--- Task to complete ---
Each line of the material holding the word "JSON" must be identified and copied.

--- Source data ---
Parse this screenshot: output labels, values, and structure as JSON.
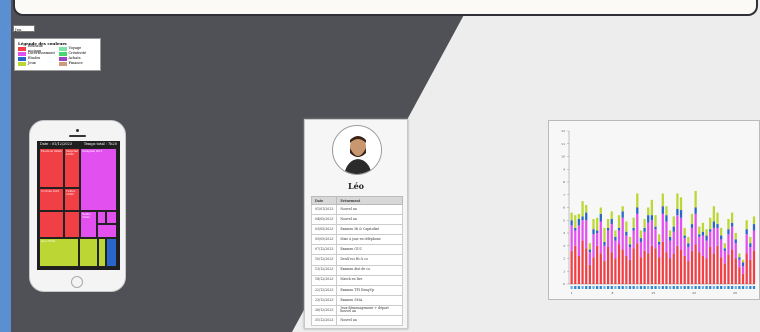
{
  "select": {
    "value": "Jeu"
  },
  "legend": {
    "title": "Légende des couleurs",
    "items": [
      {
        "label": "Réseaux sociaux",
        "color": "#f03f45"
      },
      {
        "label": "Voyage",
        "color": "#7fe2a6"
      },
      {
        "label": "Divertissement",
        "color": "#e350f0"
      },
      {
        "label": "Créativité",
        "color": "#46d66b"
      },
      {
        "label": "Etudes",
        "color": "#2a65c9"
      },
      {
        "label": "Achats",
        "color": "#9a45c9"
      },
      {
        "label": "Jeux",
        "color": "#bcd634"
      },
      {
        "label": "Finance",
        "color": "#d09a7c"
      }
    ]
  },
  "phone": {
    "date_label": "Date : 01/12/2023",
    "time_label": "Temps total : 7h20",
    "blocks": [
      "Facebook 39min",
      "Snapchat 41min",
      "Instagram 2h13",
      "YouTube 1h33",
      "Twitter 21min",
      "Netflix 31min",
      "Jeux 37min"
    ]
  },
  "profile": {
    "name": "Léo",
    "headers": {
      "date": "Date",
      "event": "Evénement"
    },
    "rows": [
      {
        "date": "01/01/2023",
        "event": "Nouvel an"
      },
      {
        "date": "04/05/2023",
        "event": "Nouvel an"
      },
      {
        "date": "03/05/2023",
        "event": "Examen Hi & Capitolisé"
      },
      {
        "date": "05/05/2023",
        "event": "Mise à jour en téléphone"
      },
      {
        "date": "07/12/2023",
        "event": "Examen GUC"
      },
      {
        "date": "10/12/2023",
        "event": "DeuX'eci Hi & co"
      },
      {
        "date": "13/12/2023",
        "event": "Examen dist de co"
      },
      {
        "date": "18/12/2023",
        "event": "Match en live"
      },
      {
        "date": "22/12/2023",
        "event": "Examen TPI DirayVp"
      },
      {
        "date": "23/12/2023",
        "event": "Examen SMA"
      },
      {
        "date": "28/12/2023",
        "event": "Jeux démenagement + départ nouvel an"
      },
      {
        "date": "31/12/2023",
        "event": "Nouvel an"
      }
    ]
  },
  "chart_data": {
    "type": "bar",
    "stacked": true,
    "ylim": [
      0,
      12
    ],
    "yticks": [
      "0",
      "1",
      "2",
      "3",
      "4",
      "5",
      "6",
      "7",
      "8",
      "9",
      "10",
      "11",
      "12"
    ],
    "xticks": [
      "1",
      "8",
      "15",
      "22",
      "29"
    ],
    "series": [
      {
        "color": "#f03f45",
        "values": [
          2.6,
          3.0,
          2.2,
          3.4,
          2.8,
          1.5,
          2.1,
          3.0,
          2.4,
          1.8,
          2.9,
          2.5,
          2.0,
          3.1,
          2.7,
          2.2,
          1.9,
          2.8,
          3.2,
          2.1,
          2.6,
          2.4,
          3.0,
          2.8,
          2.1,
          3.3,
          2.5,
          2.0,
          2.4,
          3.0,
          2.7,
          2.2,
          1.8,
          2.6,
          3.1,
          2.5,
          2.2,
          2.0,
          2.9,
          2.4,
          3.0,
          2.1,
          1.6,
          2.3,
          2.7,
          2.0,
          1.3,
          0.8,
          2.4,
          1.9,
          2.6
        ]
      },
      {
        "color": "#e350f0",
        "values": [
          2.0,
          1.2,
          2.4,
          1.6,
          2.2,
          1.0,
          1.8,
          1.0,
          2.5,
          1.2,
          1.3,
          2.2,
          1.4,
          1.1,
          2.5,
          1.6,
          1.0,
          1.4,
          2.3,
          1.2,
          1.5,
          2.4,
          2.0,
          1.5,
          1.0,
          2.2,
          2.4,
          1.4,
          1.7,
          2.4,
          2.5,
          1.4,
          1.1,
          1.8,
          2.4,
          1.2,
          1.6,
          1.4,
          1.2,
          2.0,
          1.4,
          1.4,
          1.0,
          1.6,
          1.8,
          1.2,
          0.6,
          0.6,
          1.5,
          1.0,
          1.6
        ]
      },
      {
        "color": "#2a65c9",
        "values": [
          0.4,
          0.2,
          0.5,
          0.3,
          0.6,
          0.2,
          0.4,
          0.2,
          0.6,
          0.3,
          0.2,
          0.4,
          0.3,
          0.2,
          0.5,
          0.3,
          0.2,
          0.2,
          0.5,
          0.3,
          0.3,
          0.6,
          0.4,
          0.2,
          0.2,
          0.6,
          0.5,
          0.3,
          0.4,
          0.5,
          0.6,
          0.2,
          0.3,
          0.3,
          0.5,
          0.2,
          0.3,
          0.4,
          0.2,
          0.5,
          0.3,
          0.3,
          0.2,
          0.4,
          0.3,
          0.3,
          0.2,
          0.3,
          0.4,
          0.3,
          0.5
        ]
      },
      {
        "color": "#bcd634",
        "values": [
          0.6,
          1.0,
          0.4,
          1.2,
          0.6,
          0.5,
          0.8,
          1.0,
          0.5,
          1.1,
          0.7,
          0.6,
          0.5,
          1.0,
          0.4,
          0.8,
          0.6,
          0.8,
          1.1,
          0.6,
          0.7,
          0.6,
          1.2,
          0.9,
          0.6,
          1.0,
          0.7,
          0.5,
          0.8,
          1.2,
          1.0,
          0.6,
          0.5,
          0.8,
          1.3,
          0.6,
          0.7,
          0.5,
          0.9,
          1.2,
          0.9,
          0.6,
          0.4,
          0.8,
          0.8,
          0.5,
          0.3,
          0.2,
          0.7,
          0.5,
          0.6
        ]
      }
    ]
  }
}
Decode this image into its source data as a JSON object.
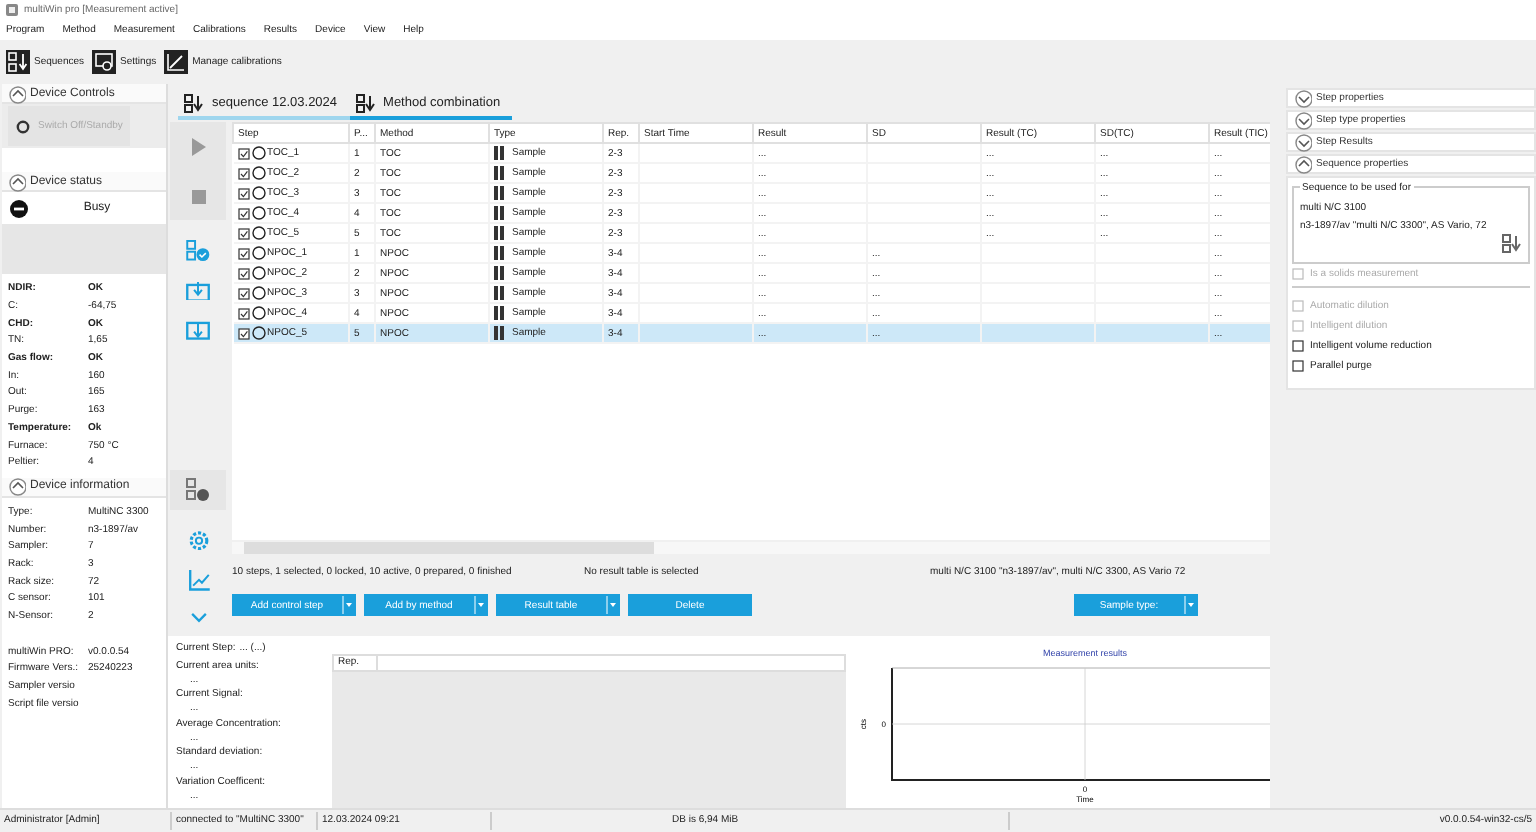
{
  "window": {
    "title": "multiWin pro [Measurement active]"
  },
  "menu": [
    "Program",
    "Method",
    "Measurement",
    "Calibrations",
    "Results",
    "Device",
    "View",
    "Help"
  ],
  "toolbar": [
    {
      "label": "Sequences",
      "kind": "sequences"
    },
    {
      "label": "Settings",
      "kind": "settings"
    },
    {
      "label": "Manage calibrations",
      "kind": "calibrations"
    }
  ],
  "device_controls": {
    "title": "Device Controls",
    "expanded": true,
    "button": {
      "label": "Switch Off/Standby",
      "disabled": true
    }
  },
  "device_status": {
    "title": "Device status",
    "expanded": true,
    "state": "Busy",
    "readings": [
      {
        "label": "NDIR:",
        "value": "OK",
        "kind": "group"
      },
      {
        "label": "C:",
        "value": "-64,75",
        "kind": "item"
      },
      {
        "label": "CHD:",
        "value": "OK",
        "kind": "group"
      },
      {
        "label": "TN:",
        "value": "1,65",
        "kind": "item"
      },
      {
        "label": "Gas flow:",
        "value": "OK",
        "kind": "group"
      },
      {
        "label": "In:",
        "value": "160",
        "kind": "item"
      },
      {
        "label": "Out:",
        "value": "165",
        "kind": "item"
      },
      {
        "label": "Purge:",
        "value": "163",
        "kind": "item"
      },
      {
        "label": "Temperature:",
        "value": "Ok",
        "kind": "group"
      },
      {
        "label": "Furnace:",
        "value": "750 °C",
        "kind": "item"
      },
      {
        "label": "Peltier:",
        "value": "4",
        "kind": "item"
      }
    ]
  },
  "device_information": {
    "title": "Device information",
    "expanded": true,
    "hardware": [
      {
        "label": "Type:",
        "value": "MultiNC 3300"
      },
      {
        "label": "Number:",
        "value": "n3-1897/av"
      },
      {
        "label": "Sampler:",
        "value": "7"
      },
      {
        "label": "Rack:",
        "value": "3"
      },
      {
        "label": "Rack size:",
        "value": "72"
      },
      {
        "label": "C sensor:",
        "value": "101"
      },
      {
        "label": "N-Sensor:",
        "value": "2"
      }
    ],
    "software": [
      {
        "label": "multiWin PRO:",
        "value": "v0.0.0.54"
      },
      {
        "label": "Firmware Vers.:",
        "value": "25240223"
      },
      {
        "label": "Sampler versio"
      },
      {
        "label": "Script file versio"
      }
    ]
  },
  "tabs": [
    {
      "label": "sequence 12.03.2024",
      "selected": false
    },
    {
      "label": "Method combination",
      "selected": true
    }
  ],
  "table": {
    "columns": [
      "Step",
      "P...",
      "Method",
      "Type",
      "Rep.",
      "Start Time",
      "Result",
      "SD",
      "Result (TC)",
      "SD(TC)",
      "Result (TIC)"
    ],
    "rows": [
      {
        "checked": true,
        "selected": false,
        "cells": [
          "TOC_1",
          "1",
          "TOC",
          "Sample",
          "2-3",
          "",
          "...",
          "",
          "...",
          "...",
          "..."
        ]
      },
      {
        "checked": true,
        "selected": false,
        "cells": [
          "TOC_2",
          "2",
          "TOC",
          "Sample",
          "2-3",
          "",
          "...",
          "",
          "...",
          "...",
          "..."
        ]
      },
      {
        "checked": true,
        "selected": false,
        "cells": [
          "TOC_3",
          "3",
          "TOC",
          "Sample",
          "2-3",
          "",
          "...",
          "",
          "...",
          "...",
          "..."
        ]
      },
      {
        "checked": true,
        "selected": false,
        "cells": [
          "TOC_4",
          "4",
          "TOC",
          "Sample",
          "2-3",
          "",
          "...",
          "",
          "...",
          "...",
          "..."
        ]
      },
      {
        "checked": true,
        "selected": false,
        "cells": [
          "TOC_5",
          "5",
          "TOC",
          "Sample",
          "2-3",
          "",
          "...",
          "",
          "...",
          "...",
          "..."
        ]
      },
      {
        "checked": true,
        "selected": false,
        "cells": [
          "NPOC_1",
          "1",
          "NPOC",
          "Sample",
          "3-4",
          "",
          "...",
          "...",
          "",
          "",
          "..."
        ]
      },
      {
        "checked": true,
        "selected": false,
        "cells": [
          "NPOC_2",
          "2",
          "NPOC",
          "Sample",
          "3-4",
          "",
          "...",
          "...",
          "",
          "",
          "..."
        ]
      },
      {
        "checked": true,
        "selected": false,
        "cells": [
          "NPOC_3",
          "3",
          "NPOC",
          "Sample",
          "3-4",
          "",
          "...",
          "...",
          "",
          "",
          "..."
        ]
      },
      {
        "checked": true,
        "selected": false,
        "cells": [
          "NPOC_4",
          "4",
          "NPOC",
          "Sample",
          "3-4",
          "",
          "...",
          "...",
          "",
          "",
          "..."
        ]
      },
      {
        "checked": true,
        "selected": true,
        "cells": [
          "NPOC_5",
          "5",
          "NPOC",
          "Sample",
          "3-4",
          "",
          "...",
          "...",
          "",
          "",
          "..."
        ]
      }
    ]
  },
  "summary": [
    "10 steps, 1 selected, 0 locked, 10 active, 0 prepared, 0 finished",
    "No result table is selected",
    "multi N/C 3100 \"n3-1897/av\", multi N/C 3300, AS Vario 72"
  ],
  "actions": [
    {
      "label": "Add control step",
      "dropdown": true
    },
    {
      "label": "Add by method",
      "dropdown": true
    },
    {
      "label": "Result table",
      "dropdown": true
    },
    {
      "label": "Delete",
      "dropdown": false
    }
  ],
  "sample_type": {
    "label": "Sample type:",
    "dropdown": true
  },
  "current_step": {
    "label": "Current Step:",
    "value": "... (...)"
  },
  "measurements": [
    {
      "label": "Current area units:",
      "value": "..."
    },
    {
      "label": "Current Signal:",
      "value": "..."
    },
    {
      "label": "Average Concentration:",
      "value": "..."
    },
    {
      "label": "Standard deviation:",
      "value": "..."
    },
    {
      "label": "Variation Coefficent:",
      "value": "..."
    }
  ],
  "rep_table": {
    "columns": [
      "Rep."
    ]
  },
  "chart": {
    "title": "Measurement results",
    "xlabel": "Time",
    "ylabel": "cts",
    "x_tick": "0",
    "y_tick": "0"
  },
  "properties": {
    "sections": [
      {
        "title": "Step properties",
        "expanded": false
      },
      {
        "title": "Step type properties",
        "expanded": false
      },
      {
        "title": "Step Results",
        "expanded": false
      },
      {
        "title": "Sequence properties",
        "expanded": true
      }
    ],
    "group": {
      "title": "Sequence to be used for",
      "lines": [
        "multi N/C 3100",
        "n3-1897/av \"multi N/C 3300\", AS Vario, 72"
      ]
    },
    "options": [
      {
        "label": "Is a solids measurement",
        "checked": false,
        "disabled": true
      },
      {
        "label": "Automatic dilution",
        "checked": false,
        "disabled": true
      },
      {
        "label": "Intelligent dilution",
        "checked": false,
        "disabled": true
      },
      {
        "label": "Intelligent volume reduction",
        "checked": false,
        "disabled": false
      },
      {
        "label": "Parallel purge",
        "checked": false,
        "disabled": false
      }
    ]
  },
  "status_bar": [
    "Administrator [Admin]",
    "connected to \"MultiNC 3300\"",
    "12.03.2024 09:21",
    "DB is 6,94 MiB",
    "v0.0.0.54-win32-cs/5"
  ]
}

--- Reply ---
Parse this screenshot: output labels, values, and structure as JSON.
Decode this image into its source data as a JSON object.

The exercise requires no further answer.